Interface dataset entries
<<<<
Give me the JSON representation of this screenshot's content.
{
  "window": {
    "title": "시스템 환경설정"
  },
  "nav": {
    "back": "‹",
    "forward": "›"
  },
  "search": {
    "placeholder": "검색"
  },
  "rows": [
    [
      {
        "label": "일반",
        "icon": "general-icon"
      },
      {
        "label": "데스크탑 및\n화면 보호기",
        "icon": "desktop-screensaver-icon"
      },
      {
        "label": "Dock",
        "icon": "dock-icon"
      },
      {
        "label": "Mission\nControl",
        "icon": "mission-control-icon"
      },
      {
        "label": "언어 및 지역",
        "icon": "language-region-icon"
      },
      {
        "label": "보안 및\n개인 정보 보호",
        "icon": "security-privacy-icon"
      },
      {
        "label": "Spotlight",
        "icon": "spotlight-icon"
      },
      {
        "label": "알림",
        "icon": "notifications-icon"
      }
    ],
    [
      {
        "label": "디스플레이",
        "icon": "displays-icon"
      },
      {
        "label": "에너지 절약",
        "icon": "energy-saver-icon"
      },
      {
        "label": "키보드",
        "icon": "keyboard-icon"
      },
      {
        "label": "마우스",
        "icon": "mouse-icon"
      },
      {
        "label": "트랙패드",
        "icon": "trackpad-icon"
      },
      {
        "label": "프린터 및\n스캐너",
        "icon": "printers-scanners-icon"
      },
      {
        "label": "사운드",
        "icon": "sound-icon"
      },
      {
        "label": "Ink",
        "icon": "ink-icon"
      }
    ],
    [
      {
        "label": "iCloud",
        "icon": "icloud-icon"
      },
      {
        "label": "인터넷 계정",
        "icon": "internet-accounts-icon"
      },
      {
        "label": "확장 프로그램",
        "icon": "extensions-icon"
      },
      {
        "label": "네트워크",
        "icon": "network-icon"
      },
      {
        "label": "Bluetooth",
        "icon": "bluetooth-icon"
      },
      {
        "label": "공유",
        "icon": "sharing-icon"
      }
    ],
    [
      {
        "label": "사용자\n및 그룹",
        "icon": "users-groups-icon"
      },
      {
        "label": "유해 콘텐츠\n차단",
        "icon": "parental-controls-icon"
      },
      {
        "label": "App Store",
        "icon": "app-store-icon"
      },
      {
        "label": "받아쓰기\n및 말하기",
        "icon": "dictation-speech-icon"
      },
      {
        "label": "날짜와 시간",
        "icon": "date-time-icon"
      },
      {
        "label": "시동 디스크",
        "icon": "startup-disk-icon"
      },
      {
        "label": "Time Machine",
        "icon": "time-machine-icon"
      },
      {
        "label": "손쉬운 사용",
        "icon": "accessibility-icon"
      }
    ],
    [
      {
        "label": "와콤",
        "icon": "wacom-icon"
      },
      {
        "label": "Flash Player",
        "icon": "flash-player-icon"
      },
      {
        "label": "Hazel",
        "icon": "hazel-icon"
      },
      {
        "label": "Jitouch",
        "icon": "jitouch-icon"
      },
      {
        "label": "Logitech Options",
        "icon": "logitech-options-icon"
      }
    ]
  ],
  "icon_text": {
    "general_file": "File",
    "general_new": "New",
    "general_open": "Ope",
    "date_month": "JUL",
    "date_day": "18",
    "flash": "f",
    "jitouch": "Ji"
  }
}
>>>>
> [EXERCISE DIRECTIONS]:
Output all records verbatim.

> [RESPONSE TO THE TASK]:
Give me the JSON representation of this screenshot's content.
{
  "window": {
    "title": "시스템 환경설정"
  },
  "nav": {
    "back": "‹",
    "forward": "›"
  },
  "search": {
    "placeholder": "검색"
  },
  "rows": [
    [
      {
        "label": "일반",
        "icon": "general-icon"
      },
      {
        "label": "데스크탑 및\n화면 보호기",
        "icon": "desktop-screensaver-icon"
      },
      {
        "label": "Dock",
        "icon": "dock-icon"
      },
      {
        "label": "Mission\nControl",
        "icon": "mission-control-icon"
      },
      {
        "label": "언어 및 지역",
        "icon": "language-region-icon"
      },
      {
        "label": "보안 및\n개인 정보 보호",
        "icon": "security-privacy-icon"
      },
      {
        "label": "Spotlight",
        "icon": "spotlight-icon"
      },
      {
        "label": "알림",
        "icon": "notifications-icon"
      }
    ],
    [
      {
        "label": "디스플레이",
        "icon": "displays-icon"
      },
      {
        "label": "에너지 절약",
        "icon": "energy-saver-icon"
      },
      {
        "label": "키보드",
        "icon": "keyboard-icon"
      },
      {
        "label": "마우스",
        "icon": "mouse-icon"
      },
      {
        "label": "트랙패드",
        "icon": "trackpad-icon"
      },
      {
        "label": "프린터 및\n스캐너",
        "icon": "printers-scanners-icon"
      },
      {
        "label": "사운드",
        "icon": "sound-icon"
      },
      {
        "label": "Ink",
        "icon": "ink-icon"
      }
    ],
    [
      {
        "label": "iCloud",
        "icon": "icloud-icon"
      },
      {
        "label": "인터넷 계정",
        "icon": "internet-accounts-icon"
      },
      {
        "label": "확장 프로그램",
        "icon": "extensions-icon"
      },
      {
        "label": "네트워크",
        "icon": "network-icon"
      },
      {
        "label": "Bluetooth",
        "icon": "bluetooth-icon"
      },
      {
        "label": "공유",
        "icon": "sharing-icon"
      }
    ],
    [
      {
        "label": "사용자\n및 그룹",
        "icon": "users-groups-icon"
      },
      {
        "label": "유해 콘텐츠\n차단",
        "icon": "parental-controls-icon"
      },
      {
        "label": "App Store",
        "icon": "app-store-icon"
      },
      {
        "label": "받아쓰기\n및 말하기",
        "icon": "dictation-speech-icon"
      },
      {
        "label": "날짜와 시간",
        "icon": "date-time-icon"
      },
      {
        "label": "시동 디스크",
        "icon": "startup-disk-icon"
      },
      {
        "label": "Time Machine",
        "icon": "time-machine-icon"
      },
      {
        "label": "손쉬운 사용",
        "icon": "accessibility-icon"
      }
    ],
    [
      {
        "label": "와콤",
        "icon": "wacom-icon"
      },
      {
        "label": "Flash Player",
        "icon": "flash-player-icon"
      },
      {
        "label": "Hazel",
        "icon": "hazel-icon"
      },
      {
        "label": "Jitouch",
        "icon": "jitouch-icon"
      },
      {
        "label": "Logitech Options",
        "icon": "logitech-options-icon"
      }
    ]
  ],
  "icon_text": {
    "general_file": "File",
    "general_new": "New",
    "general_open": "Ope",
    "date_month": "JUL",
    "date_day": "18",
    "flash": "f",
    "jitouch": "Ji"
  }
}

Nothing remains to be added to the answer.